Problem details ▸ A line-by-line copy of the material below is required.

Exercise data ▸
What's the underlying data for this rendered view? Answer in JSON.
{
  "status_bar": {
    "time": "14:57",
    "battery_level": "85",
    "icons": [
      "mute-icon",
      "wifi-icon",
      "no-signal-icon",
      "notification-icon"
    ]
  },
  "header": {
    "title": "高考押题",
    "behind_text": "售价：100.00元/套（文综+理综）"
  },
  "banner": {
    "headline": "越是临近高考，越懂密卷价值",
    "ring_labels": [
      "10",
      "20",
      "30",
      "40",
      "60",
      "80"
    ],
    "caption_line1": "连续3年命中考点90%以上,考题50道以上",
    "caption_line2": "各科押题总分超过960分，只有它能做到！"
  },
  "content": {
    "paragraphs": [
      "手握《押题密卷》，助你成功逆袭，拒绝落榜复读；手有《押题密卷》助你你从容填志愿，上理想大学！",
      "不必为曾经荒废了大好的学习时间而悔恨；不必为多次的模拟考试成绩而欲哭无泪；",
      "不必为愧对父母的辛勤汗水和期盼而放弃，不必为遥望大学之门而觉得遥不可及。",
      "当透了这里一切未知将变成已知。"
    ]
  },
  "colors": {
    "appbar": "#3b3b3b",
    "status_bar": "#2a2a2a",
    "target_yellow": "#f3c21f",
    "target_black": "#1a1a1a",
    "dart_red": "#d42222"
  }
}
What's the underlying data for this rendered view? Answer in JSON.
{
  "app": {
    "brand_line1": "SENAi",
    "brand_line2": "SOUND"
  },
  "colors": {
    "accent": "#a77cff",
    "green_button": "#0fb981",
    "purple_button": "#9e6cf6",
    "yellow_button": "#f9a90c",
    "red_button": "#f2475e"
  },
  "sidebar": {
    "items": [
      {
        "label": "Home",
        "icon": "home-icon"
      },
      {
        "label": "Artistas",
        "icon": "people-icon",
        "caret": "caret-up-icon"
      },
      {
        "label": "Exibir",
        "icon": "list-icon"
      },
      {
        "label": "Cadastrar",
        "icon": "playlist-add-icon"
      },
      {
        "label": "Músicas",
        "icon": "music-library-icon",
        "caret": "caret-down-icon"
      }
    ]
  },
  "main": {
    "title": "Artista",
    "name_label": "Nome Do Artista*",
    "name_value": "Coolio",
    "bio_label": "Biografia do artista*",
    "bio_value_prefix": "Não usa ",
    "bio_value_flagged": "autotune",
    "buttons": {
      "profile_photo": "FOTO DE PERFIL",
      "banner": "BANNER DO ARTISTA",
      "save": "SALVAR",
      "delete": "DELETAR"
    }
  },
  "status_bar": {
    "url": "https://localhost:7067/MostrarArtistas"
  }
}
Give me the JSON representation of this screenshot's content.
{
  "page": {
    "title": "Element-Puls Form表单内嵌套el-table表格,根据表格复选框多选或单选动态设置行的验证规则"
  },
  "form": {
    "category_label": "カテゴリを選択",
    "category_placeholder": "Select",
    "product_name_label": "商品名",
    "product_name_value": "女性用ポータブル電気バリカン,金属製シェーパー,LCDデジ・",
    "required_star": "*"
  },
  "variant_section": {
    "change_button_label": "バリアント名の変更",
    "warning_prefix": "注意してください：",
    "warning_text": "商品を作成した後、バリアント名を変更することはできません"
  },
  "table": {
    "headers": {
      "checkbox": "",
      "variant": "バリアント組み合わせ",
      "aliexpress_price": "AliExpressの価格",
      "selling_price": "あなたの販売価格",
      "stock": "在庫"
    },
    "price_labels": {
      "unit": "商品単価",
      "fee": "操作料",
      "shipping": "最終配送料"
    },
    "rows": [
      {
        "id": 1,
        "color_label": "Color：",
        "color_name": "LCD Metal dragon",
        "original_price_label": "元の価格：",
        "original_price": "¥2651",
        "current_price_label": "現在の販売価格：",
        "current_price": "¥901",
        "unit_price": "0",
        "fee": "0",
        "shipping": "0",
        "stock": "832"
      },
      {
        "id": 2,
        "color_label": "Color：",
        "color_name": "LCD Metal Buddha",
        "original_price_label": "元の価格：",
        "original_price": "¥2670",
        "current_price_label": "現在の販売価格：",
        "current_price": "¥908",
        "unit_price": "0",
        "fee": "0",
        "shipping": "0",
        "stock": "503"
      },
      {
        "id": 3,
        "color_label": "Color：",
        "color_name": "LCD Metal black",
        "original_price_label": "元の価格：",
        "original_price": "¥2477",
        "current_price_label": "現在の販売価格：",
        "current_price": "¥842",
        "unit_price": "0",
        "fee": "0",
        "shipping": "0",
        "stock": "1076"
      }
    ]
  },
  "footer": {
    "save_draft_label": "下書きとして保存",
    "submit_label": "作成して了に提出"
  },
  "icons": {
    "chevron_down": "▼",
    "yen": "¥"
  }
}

Exercise output ▸
What's the underlying data for this rendered view? Answer in JSON.
{
  "status_bar": {
    "time": "14:57",
    "battery_level": "85",
    "icons": [
      "mute-icon",
      "wifi-icon",
      "no-signal-icon",
      "notification-icon"
    ]
  },
  "header": {
    "title": "高考押题",
    "behind_text": "售价：100.00元/套（文综+理综）"
  },
  "banner": {
    "headline": "越是临近高考，越懂密卷价值",
    "ring_labels": [
      "10",
      "20",
      "30",
      "40",
      "60",
      "80"
    ],
    "caption_line1": "连续3年命中考点90%以上,考题50道以上",
    "caption_line2": "各科押题总分超过960分，只有它能做到！"
  },
  "content": {
    "paragraphs": [
      "手握《押题密卷》，助你成功逆袭，拒绝落榜复读；手有《押题密卷》助你你从容填志愿，上理想大学！",
      "不必为曾经荒废了大好的学习时间而悔恨；不必为多次的模拟考试成绩而欲哭无泪；",
      "不必为愧对父母的辛勤汗水和期盼而放弃，不必为遥望大学之门而觉得遥不可及。",
      "当透了这里一切未知将变成已知。"
    ]
  },
  "colors": {
    "appbar": "#3b3b3b",
    "status_bar": "#2a2a2a",
    "target_yellow": "#f3c21f",
    "target_black": "#1a1a1a",
    "dart_red": "#d42222"
  }
}
What's the underlying data for this rendered view? Answer in JSON.
{
  "app": {
    "brand_line1": "SENAi",
    "brand_line2": "SOUND"
  },
  "colors": {
    "accent": "#a77cff",
    "green_button": "#0fb981",
    "purple_button": "#9e6cf6",
    "yellow_button": "#f9a90c",
    "red_button": "#f2475e"
  },
  "sidebar": {
    "items": [
      {
        "label": "Home",
        "icon": "home-icon"
      },
      {
        "label": "Artistas",
        "icon": "people-icon",
        "caret": "caret-up-icon"
      },
      {
        "label": "Exibir",
        "icon": "list-icon"
      },
      {
        "label": "Cadastrar",
        "icon": "playlist-add-icon"
      },
      {
        "label": "Músicas",
        "icon": "music-library-icon",
        "caret": "caret-down-icon"
      }
    ]
  },
  "main": {
    "title": "Artista",
    "name_label": "Nome Do Artista*",
    "name_value": "Coolio",
    "bio_label": "Biografia do artista*",
    "bio_value_prefix": "Não usa ",
    "bio_value_flagged": "autotune",
    "buttons": {
      "profile_photo": "FOTO DE PERFIL",
      "banner": "BANNER DO ARTISTA",
      "save": "SALVAR",
      "delete": "DELETAR"
    }
  },
  "status_bar": {
    "url": "https://localhost:7067/MostrarArtistas"
  }
}
Give me the JSON representation of this screenshot's content.
{
  "page": {
    "title": "Element-Puls Form表单内嵌套el-table表格,根据表格复选框多选或单选动态设置行的验证规则"
  },
  "form": {
    "category_label": "カテゴリを選択",
    "category_placeholder": "Select",
    "product_name_label": "商品名",
    "product_name_value": "女性用ポータブル電気バリカン,金属製シェーパー,LCDデジ・",
    "required_star": "*"
  },
  "variant_section": {
    "change_button_label": "バリアント名の変更",
    "warning_prefix": "注意してください：",
    "warning_text": "商品を作成した後、バリアント名を変更することはできません"
  },
  "table": {
    "headers": {
      "checkbox": "",
      "variant": "バリアント組み合わせ",
      "aliexpress_price": "AliExpressの価格",
      "selling_price": "あなたの販売価格",
      "stock": "在庫"
    },
    "price_labels": {
      "unit": "商品単価",
      "fee": "操作料",
      "shipping": "最終配送料"
    },
    "rows": [
      {
        "id": 1,
        "color_label": "Color：",
        "color_name": "LCD Metal dragon",
        "original_price_label": "元の価格：",
        "original_price": "¥2651",
        "current_price_label": "現在の販売価格：",
        "current_price": "¥901",
        "unit_price": "0",
        "fee": "0",
        "shipping": "0",
        "stock": "832"
      },
      {
        "id": 2,
        "color_label": "Color：",
        "color_name": "LCD Metal Buddha",
        "original_price_label": "元の価格：",
        "original_price": "¥2670",
        "current_price_label": "現在の販売価格：",
        "current_price": "¥908",
        "unit_price": "0",
        "fee": "0",
        "shipping": "0",
        "stock": "503"
      },
      {
        "id": 3,
        "color_label": "Color：",
        "color_name": "LCD Metal black",
        "original_price_label": "元の価格：",
        "original_price": "¥2477",
        "current_price_label": "現在の販売価格：",
        "current_price": "¥842",
        "unit_price": "0",
        "fee": "0",
        "shipping": "0",
        "stock": "1076"
      }
    ]
  },
  "footer": {
    "save_draft_label": "下書きとして保存",
    "submit_label": "作成して了に提出"
  },
  "icons": {
    "chevron_down": "▼",
    "yen": "¥"
  }
}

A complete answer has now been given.